What It Means to Be American
A National Conversation

Encounters

In Colonial Virginia It Was the Kids Who Mixed the Cultures That Became American

Both the English and the Native Americans Used Children to Learn the Mysterious Ways of Their New Neighbors

In 1608, Thomas Savage, age 13, arrived on the first ship from England bringing supplies to the newly founded Jamestown colony. He had been in Virginia just a few weeks when he was presented as a gift to Wahunsenaca, the great Powhatan who ruled over most of the people along the rivers leading into the lower Chesapeake Bay area. In return, Powhatan gave the English a young man named Namontack.

Such exchanges of young people were considered normal. As English …

Identities

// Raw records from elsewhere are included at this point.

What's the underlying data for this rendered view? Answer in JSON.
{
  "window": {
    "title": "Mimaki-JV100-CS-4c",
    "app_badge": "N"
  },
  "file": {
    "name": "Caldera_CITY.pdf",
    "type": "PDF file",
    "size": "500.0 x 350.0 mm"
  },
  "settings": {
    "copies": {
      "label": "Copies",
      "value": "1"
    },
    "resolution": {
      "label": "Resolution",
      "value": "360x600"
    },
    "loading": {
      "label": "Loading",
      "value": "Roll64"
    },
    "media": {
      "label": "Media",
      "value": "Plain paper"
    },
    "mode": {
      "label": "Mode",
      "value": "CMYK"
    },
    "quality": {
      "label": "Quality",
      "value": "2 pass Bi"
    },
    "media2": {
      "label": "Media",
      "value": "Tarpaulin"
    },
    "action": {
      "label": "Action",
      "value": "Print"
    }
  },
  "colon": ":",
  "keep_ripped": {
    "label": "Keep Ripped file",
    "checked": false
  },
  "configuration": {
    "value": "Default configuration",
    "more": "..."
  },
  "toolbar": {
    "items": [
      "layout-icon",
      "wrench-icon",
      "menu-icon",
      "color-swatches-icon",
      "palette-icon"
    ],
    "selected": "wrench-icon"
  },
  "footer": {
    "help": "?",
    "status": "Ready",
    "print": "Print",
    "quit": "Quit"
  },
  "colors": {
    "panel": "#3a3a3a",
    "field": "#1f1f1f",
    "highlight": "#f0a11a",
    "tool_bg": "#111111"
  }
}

Why America’s First Saint Stopped Trying to Convert Her Neighbors to Catholicism

In the Early 19th Century, Elizabeth Seton Concluded That Proselytizing Undermined Social Harmony

by Catherine O’Donnell

Elizabeth Seton, for whom hundreds of Catholic parishes and schools are named, was the first native-born American citizen to be made a saint in the Roman Catholic Church. Her 1975 canonization was the result of decades of labor by admirers who sought evidence of Seton’s “heroic virtue”—and miracles. Those admirers, who oversaw Seton’s presentation in Rome, also shaped an enduring story about the society in which Seton, who was born in 1774 and died in 1821, lived.

Emphasizing Seton’s courage …